Anger and disappointment is what I felt when I saw the recent CTV W5 video about the abuse of pigs. This was for two reasons: why is animal cruelty still happening? And secondly, the other side of this story was not covered. I suppose a farmer caring for their animals doesn’t sell advertising. Continue reading

Expert Panel Addresses Hidden Camera Investigation at Manitoba Swine Farm

Kansas City, MO. (Dec. 10, 2012) – The Animal Care Review Panel, a panel of animal wellbeing experts, created to analyze undercover video investigations at livestock farms, has examined undercover video from a Manitoba hog farm and concludes while some of the animal handling practices shown are improper, most of what is seen are widely considered acceptable and humane.

The Center for Food Integrity (CFI) created the Animal Care Review Panel to engage recognized animal care specialists to examine hidden camera video investigations and provide expert perspectives for food retailers, the pork industry and the media. The panel that examined the recent video in Manitoba was comprised of Dr. Laurie Connor, University of Manitoba; Dr. Jennifer Brown, Prairie Swine Centre; and Dr. Robert Friendship, Ontario Veterinary College, University of Guelph.

The experts viewed a 3-minute video segment produced by the group Mercy For Animals. The news magazine television series W5 also used clips of the video in a report.

Their report follows: Continue reading

Animal Industry Comes of Age

Farm animal councils in Canada, led by the National Farm Animal Care Council, have taken a lead role in promoting the Codes of Practice to farmers in this country. NFACC is also now leading the development of revised codes for a number of livestock species. We think this article sums the topic up well – OFAC

Animal Industry Comes Of Age
Laura Rance
EDITOR
Manitoba Cooperator

An animal-abuse court case based on the discovery of hundreds of dead, starving, dehydrated and injured hogs in a Notre Dame de Lourdes-area barn earlier this year could be precedent setting on two fronts.

The horrific conditions animal-welfare officers found when they were called to the scene and the number of charges laid against the owners of the barn may make this one of the biggest animal-abuse cases the province has ever witnessed.

But it is also the first time charges have been laid for failing to comply with an industry code of practice — standards of animal care developed under the leadership of these hog producers’ peers.

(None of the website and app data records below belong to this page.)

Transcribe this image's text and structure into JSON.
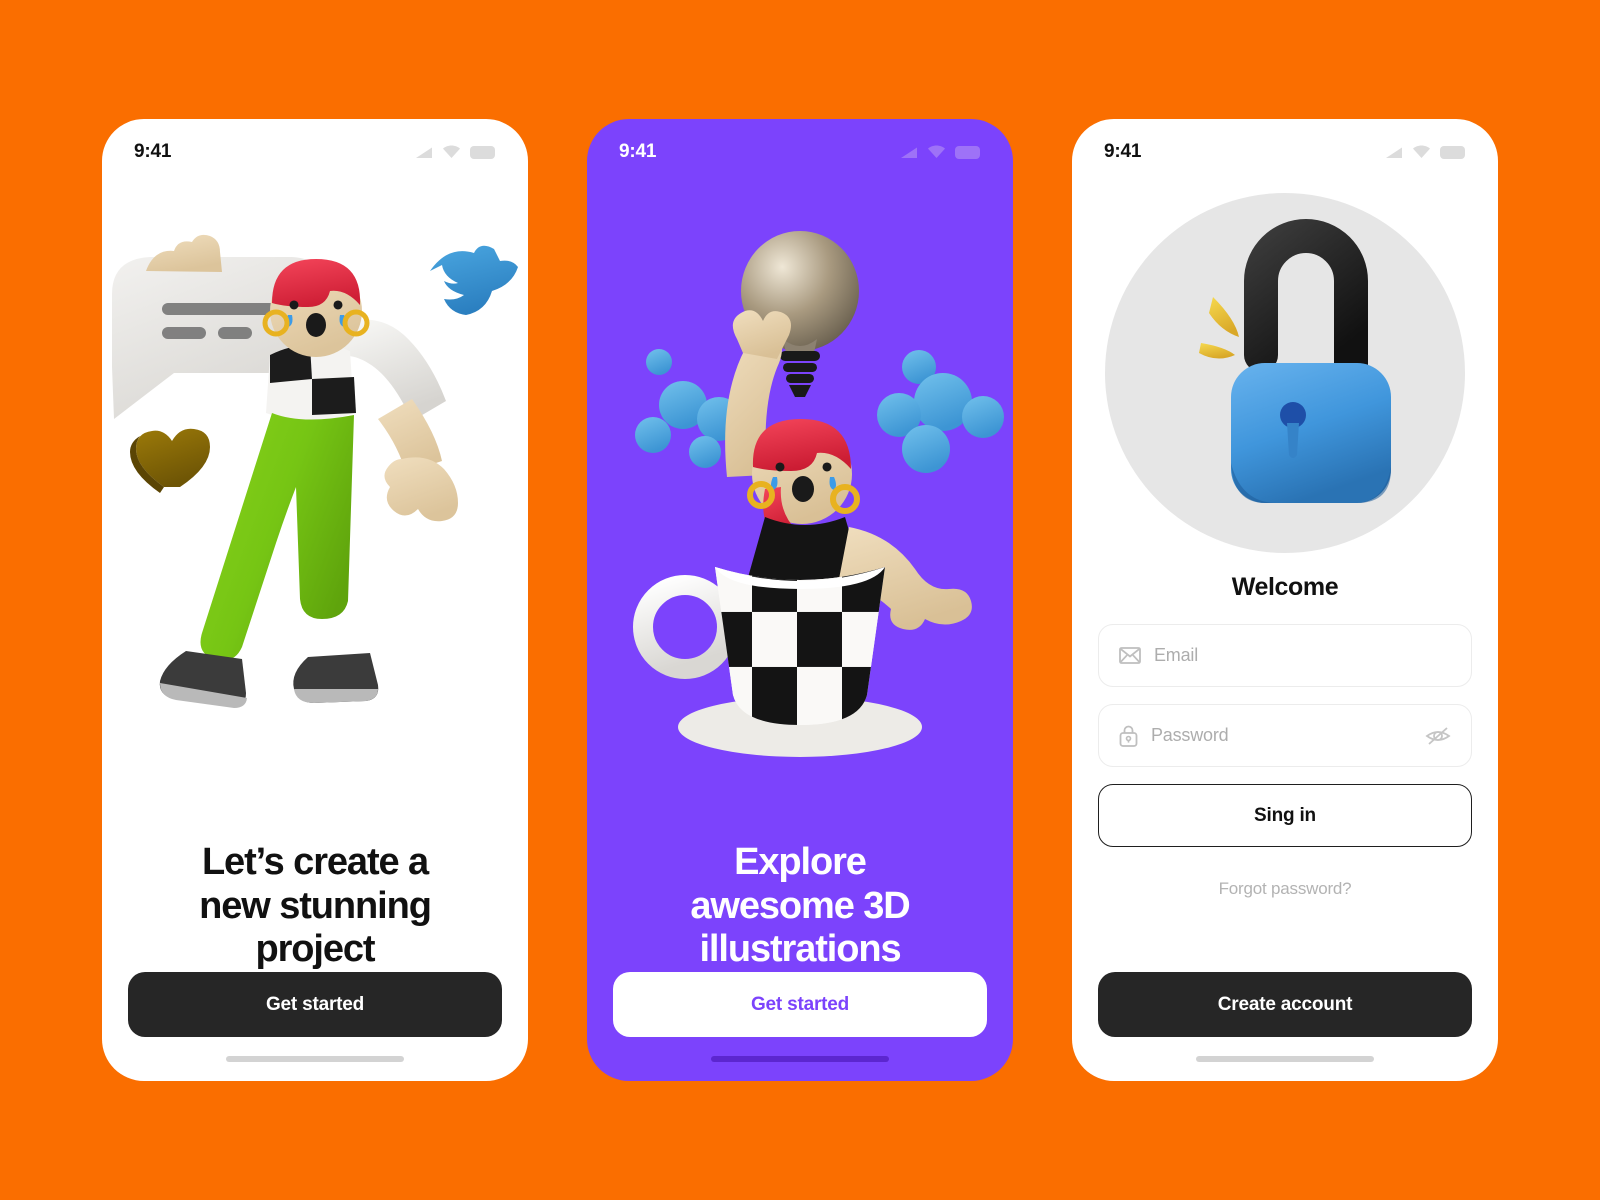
{
  "theme": {
    "page_background": "#FA6E00",
    "purple": "#7C43FC",
    "dark": "#262626",
    "white": "#FFFFFF",
    "muted_text": "#ADADAD"
  },
  "screens": [
    {
      "id": "onboarding-1",
      "status_bar": {
        "time": "9:41",
        "icons": [
          "signal-icon",
          "wifi-icon",
          "battery-icon"
        ]
      },
      "illustration": {
        "name": "character-with-speech-bubble",
        "elements": [
          "speech-bubble",
          "blue-bird",
          "gold-heart",
          "character-red-hair-green-pants"
        ]
      },
      "headline": "Let’s create a\nnew stunning\nproject",
      "cta_label": "Get started"
    },
    {
      "id": "onboarding-2",
      "status_bar": {
        "time": "9:41",
        "icons": [
          "signal-icon",
          "wifi-icon",
          "battery-icon"
        ]
      },
      "illustration": {
        "name": "character-in-checkered-teacup",
        "elements": [
          "lightbulb",
          "blue-molecules",
          "checkered-teacup",
          "character-red-hair"
        ]
      },
      "headline": "Explore\nawesome 3D\nillustrations",
      "cta_label": "Get started"
    },
    {
      "id": "sign-in",
      "status_bar": {
        "time": "9:41",
        "icons": [
          "signal-icon",
          "wifi-icon",
          "battery-icon"
        ]
      },
      "illustration": {
        "name": "blue-padlock-unlocked",
        "elements": [
          "gray-circle-backdrop",
          "black-shackle",
          "blue-lock-body",
          "yellow-sparks"
        ]
      },
      "heading": "Welcome",
      "fields": [
        {
          "name": "email",
          "placeholder": "Email",
          "leading_icon": "envelope-icon",
          "value": ""
        },
        {
          "name": "password",
          "placeholder": "Password",
          "leading_icon": "lock-icon",
          "trailing_icon": "eye-off-icon",
          "value": ""
        }
      ],
      "signin_label": "Sing in",
      "forgot_label": "Forgot password?",
      "cta_label": "Create account"
    }
  ]
}
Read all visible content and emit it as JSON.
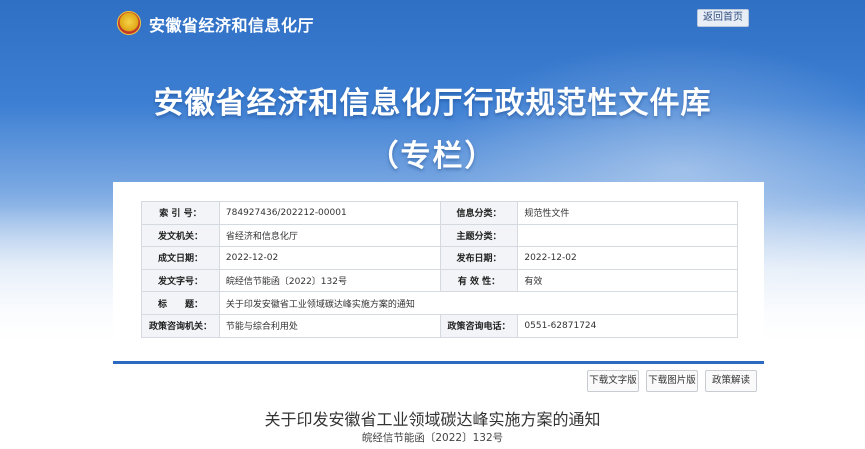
{
  "header": {
    "site_name": "安徽省经济和信息化厅",
    "home_button": "返回首页"
  },
  "banner": {
    "title": "安徽省经济和信息化厅行政规范性文件库",
    "subtitle": "（专栏）"
  },
  "meta": {
    "rows": [
      {
        "l1": "索 引 号：",
        "v1": "784927436/202212-00001",
        "l2": "信息分类：",
        "v2": "规范性文件"
      },
      {
        "l1": "发文机关：",
        "v1": "省经济和信息化厅",
        "l2": "主题分类：",
        "v2": ""
      },
      {
        "l1": "成文日期：",
        "v1": "2022-12-02",
        "l2": "发布日期：",
        "v2": "2022-12-02"
      },
      {
        "l1": "发文字号：",
        "v1": "皖经信节能函〔2022〕132号",
        "l2": "有 效 性：",
        "v2": "有效"
      }
    ],
    "title_row": {
      "label": "标　　题：",
      "value": "关于印发安徽省工业领域碳达峰实施方案的通知"
    },
    "contact_row": {
      "l1": "政策咨询机关：",
      "v1": "节能与综合利用处",
      "l2": "政策咨询电话：",
      "v2": "0551-62871724"
    }
  },
  "actions": {
    "download_text": "下载文字版",
    "download_image": "下载图片版",
    "interpretation": "政策解读"
  },
  "document": {
    "title": "关于印发安徽省工业领域碳达峰实施方案的通知",
    "number": "皖经信节能函〔2022〕132号"
  },
  "colors": {
    "banner_blue": "#2f6fc4",
    "accent_bar": "#2b6ac0"
  },
  "icons": {
    "emblem": "national-emblem-icon"
  }
}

Continue reading

Abuse video does not represent dairy industry

By Drovers news source  |  Thursday, May 27, 2010

The Animal Agriculture Alliance is disturbed by the images of alleged animal cruelty documented in a video released this week by an animal rights activist group. The Alliance has long condemned the abuse and mistreatment of animals raised for food and works to promote animal care guidelines on all farms across the United States. Continue reading